  • TABLE 3. A convenient means of interpolation which allows for the characteristics of the tidal cycle. While TABLES 1 and 2 provide times and heights of high and low tides, the state of the tide may be desired for a given time in between.
  • TABLE 4. A sunrise-sunset table at 5-day intervals for various latitudes.
  • TABLE 5. A table that provides an adjustment to change the local mean time from table 4 to zone or standard time.
  • TABLE 6 (two volumes only). A table that gives the zone time of moonrise and moonset for each day of the year at selected places.
Tidal Current Tables
  5-102. These tables are prepared annually in two volumes for various areas to provide predictions of the state of the current. Each volume consists of the following tables:
  • TABLE 1. A list of reference stations in geographical sequence for which the current has been predicted.
  • TABLE 2. A list of subordinate stations for which the difference between local current and current at a reference station has been predicted.
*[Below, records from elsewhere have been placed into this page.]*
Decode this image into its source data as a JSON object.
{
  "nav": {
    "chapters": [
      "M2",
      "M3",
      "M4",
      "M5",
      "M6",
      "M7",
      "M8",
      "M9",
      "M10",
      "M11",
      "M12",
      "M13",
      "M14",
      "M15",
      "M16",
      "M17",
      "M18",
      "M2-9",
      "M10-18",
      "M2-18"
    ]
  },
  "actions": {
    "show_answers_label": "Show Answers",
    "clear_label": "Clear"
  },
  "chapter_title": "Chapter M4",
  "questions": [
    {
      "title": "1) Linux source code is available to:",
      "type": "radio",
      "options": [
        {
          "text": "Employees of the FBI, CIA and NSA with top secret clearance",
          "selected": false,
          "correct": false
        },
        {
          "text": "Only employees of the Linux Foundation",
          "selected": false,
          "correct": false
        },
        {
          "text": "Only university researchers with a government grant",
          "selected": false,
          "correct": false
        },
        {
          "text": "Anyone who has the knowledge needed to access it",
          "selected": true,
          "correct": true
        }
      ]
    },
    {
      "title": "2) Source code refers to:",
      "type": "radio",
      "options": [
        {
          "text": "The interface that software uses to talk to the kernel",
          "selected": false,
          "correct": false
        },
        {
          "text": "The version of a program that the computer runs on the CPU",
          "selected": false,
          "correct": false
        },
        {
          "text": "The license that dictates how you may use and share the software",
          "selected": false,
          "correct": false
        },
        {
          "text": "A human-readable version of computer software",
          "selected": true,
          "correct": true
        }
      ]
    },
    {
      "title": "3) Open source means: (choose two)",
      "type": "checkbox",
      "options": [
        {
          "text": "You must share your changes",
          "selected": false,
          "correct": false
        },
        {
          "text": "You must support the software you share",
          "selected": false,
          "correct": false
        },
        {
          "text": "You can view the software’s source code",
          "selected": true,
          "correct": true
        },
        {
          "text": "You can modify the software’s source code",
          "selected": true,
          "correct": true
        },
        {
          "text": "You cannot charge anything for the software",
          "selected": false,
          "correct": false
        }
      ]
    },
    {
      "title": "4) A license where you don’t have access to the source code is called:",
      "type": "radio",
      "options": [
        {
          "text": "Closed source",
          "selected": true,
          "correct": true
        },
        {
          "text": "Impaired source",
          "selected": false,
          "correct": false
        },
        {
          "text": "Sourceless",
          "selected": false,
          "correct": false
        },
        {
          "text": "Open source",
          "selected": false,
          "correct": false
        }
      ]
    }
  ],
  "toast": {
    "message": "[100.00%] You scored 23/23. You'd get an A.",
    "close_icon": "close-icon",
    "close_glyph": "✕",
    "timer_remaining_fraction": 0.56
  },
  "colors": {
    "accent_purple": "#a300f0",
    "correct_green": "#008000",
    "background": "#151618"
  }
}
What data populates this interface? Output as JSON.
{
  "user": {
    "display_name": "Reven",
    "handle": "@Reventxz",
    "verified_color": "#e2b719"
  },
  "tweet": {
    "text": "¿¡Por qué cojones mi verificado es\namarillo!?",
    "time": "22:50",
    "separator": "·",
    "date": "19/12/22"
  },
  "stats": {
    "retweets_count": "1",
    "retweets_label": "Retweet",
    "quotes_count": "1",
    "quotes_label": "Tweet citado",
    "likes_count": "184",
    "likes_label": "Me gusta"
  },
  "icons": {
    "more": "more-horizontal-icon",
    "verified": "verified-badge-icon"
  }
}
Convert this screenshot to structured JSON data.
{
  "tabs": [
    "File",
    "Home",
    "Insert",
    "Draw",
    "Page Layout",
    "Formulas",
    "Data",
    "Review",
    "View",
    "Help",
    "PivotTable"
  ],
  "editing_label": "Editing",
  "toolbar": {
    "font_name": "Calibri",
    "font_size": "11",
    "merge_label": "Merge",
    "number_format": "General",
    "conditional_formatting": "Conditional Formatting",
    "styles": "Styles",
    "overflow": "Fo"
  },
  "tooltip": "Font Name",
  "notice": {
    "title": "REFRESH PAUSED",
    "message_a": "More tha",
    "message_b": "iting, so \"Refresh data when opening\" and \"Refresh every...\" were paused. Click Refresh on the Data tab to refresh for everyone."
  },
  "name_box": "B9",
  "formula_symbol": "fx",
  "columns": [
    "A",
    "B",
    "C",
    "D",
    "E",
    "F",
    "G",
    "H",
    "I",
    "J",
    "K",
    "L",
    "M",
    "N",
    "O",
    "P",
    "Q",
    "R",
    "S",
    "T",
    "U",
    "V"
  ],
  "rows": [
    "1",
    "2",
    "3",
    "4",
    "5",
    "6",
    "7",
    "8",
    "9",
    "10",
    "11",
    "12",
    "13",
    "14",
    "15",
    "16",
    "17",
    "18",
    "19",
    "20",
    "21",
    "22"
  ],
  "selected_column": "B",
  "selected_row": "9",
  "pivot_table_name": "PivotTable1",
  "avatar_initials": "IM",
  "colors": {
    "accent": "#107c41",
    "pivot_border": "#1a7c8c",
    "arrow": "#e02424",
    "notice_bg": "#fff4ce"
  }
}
Above the groups of subordinate stations, the appropriate reference station is listed.
  • TABLE 3. A table that provides a means of interpolation for the state of the current at any time between tabulated times.
  • TABLE 4. A table that gives the number of minutes that the current does not exceed the stated amounts for various maximum speeds.
  • TABLE 5 (Atlantic Coast of North America only). A table that gives information on rotary tidal currents.
Tidal Current Charts
  5-103. The tidal current tables are supplemented by 11 sets of tidal current charts. These charts present a comprehensive view of the hourly speed and direction of the current in 11 bodies of water. These bodies of water include the following:
  • Boston Harbor.
  • Narragansett Bay to Nantucket Sound.
  • Narragansett Bay.
  • Long Island Sound and Block Island Sound.
  • New York Harbor.
  • Delaware Bay and River.
  • Upper Chesapeake Bay.
  • Charleston Harbor.
  • San Francisco Bay.
  • Puget Sound (northern part).
  • Puget Sound (southern part).
  They also provide a means for determining the speed and direction of the current at various localities throughout these bodies of water.
Chart Catalogs
  5-104. NOS publishes four catalogs. Each catalog covers the following areas:
  • Catalog No. 1. The waters of the Atlantic and gulf coasts, including Puerto Rico and the Virgin Islands.
  • Catalog No. 2. The Pacific coast, including Hawaii, and Pacific islands such as Guam and Samoa.
  • Catalog No. 3. The Alaskan waters, including the Aleutian islands.
  • Catalog No. 4. The Great Lakes and the adjacent waterways.
  Each catalog contains several small-scale outline charts with lines showing the limits of each nautical chart in that region.
  5-105. The identification of charts, publications, and other products of DMAHTC is based on a numbering system of one to five digits without a prefix. The number will be based on the scale and on the basis of region and subregion.
  5-106. Publications will continue to carry the "HO" prefix until they are reprinted by DMAHTC. At that time, DMAHTC will assign a number and give the prefix "pub."
Portfolio Chart List
  5-107. The portfolio chart list (